We aim to propose methods to control the flow of mobile agents (cars and robots) adaptively under various circumstances. For example, we study decentralized control of traffic signals that is capable of adapting to changes in traffic trends. We also study decentralized control of multi-agent transportation systems, in which each mobile agent transports objects or humans to their destinations (such as robots in warehouses, self-driving cars, and drones in flight) “rapidly, smoothly, and safely”.
Decoding control and learning mechanisms underlying inter-personal sport activities
In activities related to inter-personal sports, certain skills are essential to communicate with others and develop oneself through friendly competition. However, control and learning mechanisms associated to these skills remain unclear. In this study, we focus on several activities, such as competitive dance, and aim to decode the underlying mechanisms via an integration of sport science, mathematics, and robotics.
Research on non-reciprocal-interaction-based model inspired by the process of friendship formation
The non-reciprocal-interaction-based model is a simple mathematical model for collective behavior, inspired by the process of friendship formation in human society, proposed by us in a previous study. Although the original motivation behind its development was mere curiosity, our simulations revealed various interesting non-trivial patterns depending on the parameters (for further details, please consult the following link on YouTube: https://www.youtube.com/watch?v=1doJowB9yc0). In this study, we intend to identify prospective applications of this model.
Mathematical modeling of the relationship between the COVID-19 outbreak and economic activities
Acute respiratory syndrome caused by the coronavirus, COVID-19, is in the process of rapid transmission throughout the world, as of August, 2020. While avoiding close contact between humans is essential to mitigate the outbreak, such practice inevitably causes severe economic losses. This conundrum requires an urgent solution and the identification of strategies to mitigate outbreak while maintaining a basic level of economic activity is imperative. In this study, we aim to propose a mathematical model for the outbreak of COVID-19 by taking economic activities into account, with the intention of creating a platform to discuss solutions to the aforementioned dilemma.
Previous research topics
Density oscillator (or Saline oscillator)

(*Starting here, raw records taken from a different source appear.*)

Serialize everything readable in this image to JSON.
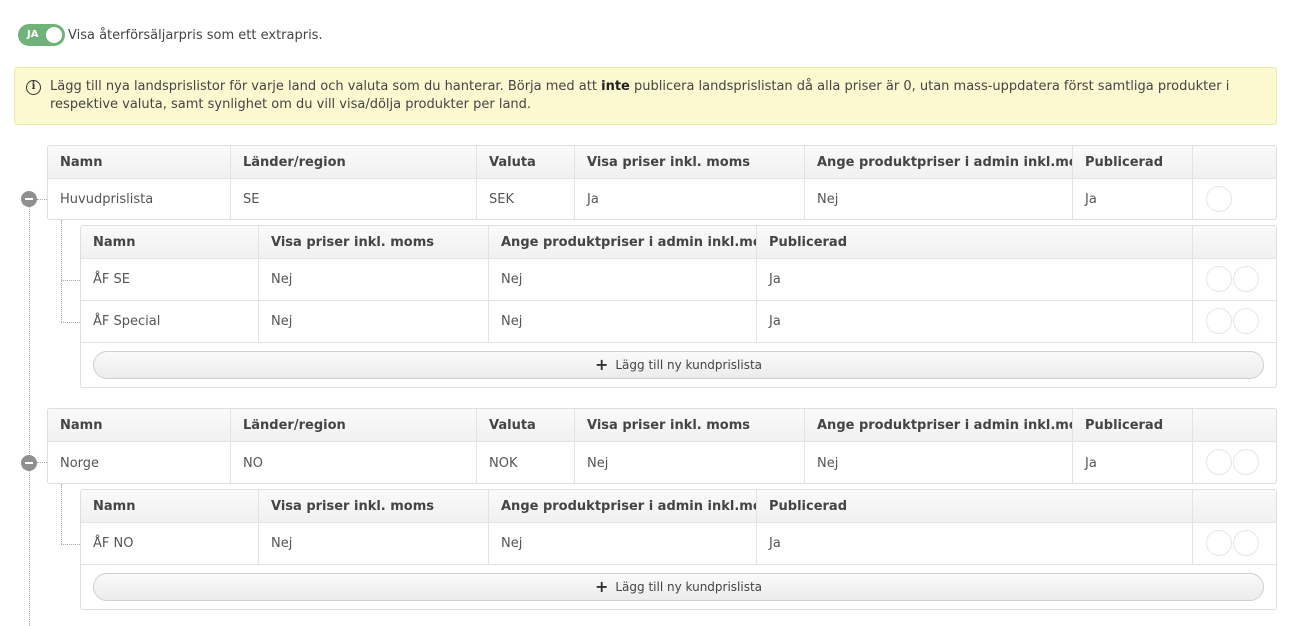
{
  "toggle": {
    "label": "JA",
    "text": "Visa återförsäljarpris som ett extrapris."
  },
  "info": {
    "before": "Lägg till nya landsprislistor för varje land och valuta som du hanterar. Börja med att ",
    "bold": "inte",
    "after": " publicera landsprislistan då alla priser är 0, utan mass-uppdatera först samtliga produkter i respektive valuta, samt synlighet om du vill visa/dölja produkter per land."
  },
  "country_headers": [
    "Namn",
    "Länder/region",
    "Valuta",
    "Visa priser inkl. moms",
    "Ange produktpriser i admin inkl.moms",
    "Publicerad"
  ],
  "customer_headers": [
    "Namn",
    "Visa priser inkl. moms",
    "Ange produktpriser i admin inkl.moms",
    "Publicerad"
  ],
  "add_customer_label": "Lägg till ny kundprislista",
  "countries": [
    {
      "cells": [
        "Huvudprislista",
        "SE",
        "SEK",
        "Ja",
        "Nej",
        "Ja"
      ],
      "customers": [
        [
          "ÅF SE",
          "Nej",
          "Nej",
          "Ja"
        ],
        [
          "ÅF Special",
          "Nej",
          "Nej",
          "Ja"
        ]
      ]
    },
    {
      "cells": [
        "Norge",
        "NO",
        "NOK",
        "Nej",
        "Nej",
        "Ja"
      ],
      "customers": [
        [
          "ÅF NO",
          "Nej",
          "Nej",
          "Ja"
        ]
      ]
    }
  ]
}
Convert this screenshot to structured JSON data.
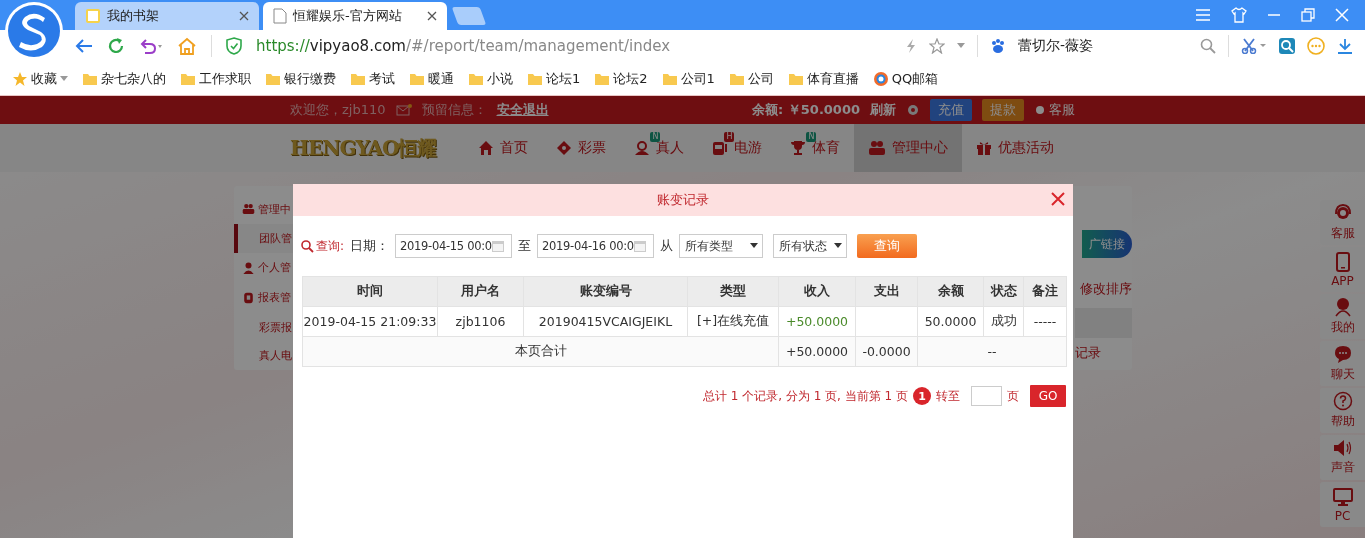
{
  "browser": {
    "tabs": [
      {
        "title": "我的书架",
        "selected": false
      },
      {
        "title": "恒耀娱乐-官方网站",
        "selected": true
      }
    ],
    "address": {
      "scheme": "https://",
      "host": "vipyao8.com",
      "path": "/#/report/team/management/index"
    },
    "search": {
      "value": "蕾切尔-薇姿"
    },
    "bookmarks": [
      {
        "label": "收藏",
        "kind": "star"
      },
      {
        "label": "杂七杂八的",
        "kind": "folder"
      },
      {
        "label": "工作求职",
        "kind": "folder"
      },
      {
        "label": "银行缴费",
        "kind": "folder"
      },
      {
        "label": "考试",
        "kind": "folder"
      },
      {
        "label": "暖通",
        "kind": "folder"
      },
      {
        "label": "小说",
        "kind": "folder"
      },
      {
        "label": "论坛1",
        "kind": "folder"
      },
      {
        "label": "论坛2",
        "kind": "folder"
      },
      {
        "label": "公司1",
        "kind": "folder"
      },
      {
        "label": "公司",
        "kind": "folder"
      },
      {
        "label": "体育直播",
        "kind": "folder"
      },
      {
        "label": "QQ邮箱",
        "kind": "site"
      }
    ]
  },
  "site": {
    "top_bar": {
      "welcome": "欢迎您，zjb110",
      "notice_label": "预留信息：",
      "logout": "安全退出",
      "balance": "余额: ￥50.0000",
      "refresh": "刷新",
      "deposit": "充值",
      "withdraw": "提款",
      "service": "客服"
    },
    "logo": "HENGYAO恒耀",
    "nav": [
      {
        "label": "首页",
        "kind": "home",
        "selected": false
      },
      {
        "label": "彩票",
        "kind": "ticket",
        "selected": false
      },
      {
        "label": "真人",
        "kind": "person",
        "selected": false,
        "badge": {
          "text": "N",
          "kind": "new"
        }
      },
      {
        "label": "电游",
        "kind": "game",
        "selected": false,
        "badge": {
          "text": "H",
          "kind": "hot"
        }
      },
      {
        "label": "体育",
        "kind": "trophy",
        "selected": false,
        "badge": {
          "text": "N",
          "kind": "new"
        }
      },
      {
        "label": "管理中心",
        "kind": "users",
        "selected": true
      },
      {
        "label": "优惠活动",
        "kind": "gift",
        "selected": false
      }
    ],
    "sidebar": [
      {
        "label": "管理中",
        "kind": "users",
        "children": [
          {
            "label": "团队管",
            "selected": true
          }
        ]
      },
      {
        "label": "个人管",
        "kind": "user"
      },
      {
        "label": "报表管",
        "kind": "report",
        "children": [
          {
            "label": "彩票报",
            "selected": false
          },
          {
            "label": "真人电",
            "selected": false
          }
        ]
      }
    ],
    "content": {
      "link_button": "广链接",
      "sort_note": "修改排序",
      "records_link": "记录"
    },
    "float_bar": [
      {
        "label": "客服",
        "kind": "headset"
      },
      {
        "label": "APP",
        "kind": "phone"
      },
      {
        "label": "我的",
        "kind": "user"
      },
      {
        "label": "聊天",
        "kind": "chat"
      },
      {
        "label": "帮助",
        "kind": "help"
      },
      {
        "label": "声音",
        "kind": "sound"
      },
      {
        "label": "PC",
        "kind": "monitor"
      }
    ]
  },
  "modal": {
    "title": "账变记录",
    "filter": {
      "query_label": "查询:",
      "date_label": "日期：",
      "date_from": "2019-04-15 00:0",
      "to_label": "至",
      "date_to": "2019-04-16 00:0",
      "from_label": "从",
      "type_select": "所有类型",
      "status_select": "所有状态",
      "submit": "查询"
    },
    "table": {
      "columns": [
        "时间",
        "用户名",
        "账变编号",
        "类型",
        "收入",
        "支出",
        "余额",
        "状态",
        "备注"
      ],
      "rows": [
        [
          "2019-04-15 21:09:33",
          "zjb1106",
          "20190415VCAIGJEIKL",
          "[+]在线充值",
          "+50.0000",
          "",
          "50.0000",
          "成功",
          "-----"
        ]
      ],
      "total": {
        "label": "本页合计",
        "income": "+50.0000",
        "expense": "-0.0000",
        "rest": "--"
      }
    },
    "pagination": {
      "summary": "总计 1 个记录, 分为 1 页, 当前第 1 页",
      "current_page": "1",
      "goto_label": "转至",
      "page_label": "页",
      "go": "GO"
    }
  }
}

The density oscillator is a simple system that exhibits self-sustained oscillation. It alternately exhibits up- and down-flow through a pipe which connects two containers filled with fluids of different densities. However, the mechanism of the flow reversal has not yet been fully understood. From the detailed measurements, we have found that flow reversal begins with an intrusion of fluid, which is followed by rapid growth. This process is definitely sensitive to the viscosities of the fluids, and as a consequence, the critical heights leading to flow reversal are clearly viscosity-dependent. These experimental results are explained by a simple model, derived by considering forces acting on a unit volume element located at the tip of the intrusion. Using this model, we can successfully explain the mechanism of flow reversal, which is the most essential process in a density oscillator.
Control of coupled-oscillator systems based on multi-linear feedback
Methods to control the dynamics of coupled oscillators have been developed owing to various medical and technological demands. In this study, we develop a method to control coupled oscillators in which the coupling function expressed in a phase model is regulated by the multilinear feedback. The present method has wide applicability because we do not need to measure an individual output from each oscillator, but only measure the sum of the outputs from all the oscillators. Moreover, it allows us to easily control the coupling function up to higher harmonics. The validity of the present method is confirmed through a simulation.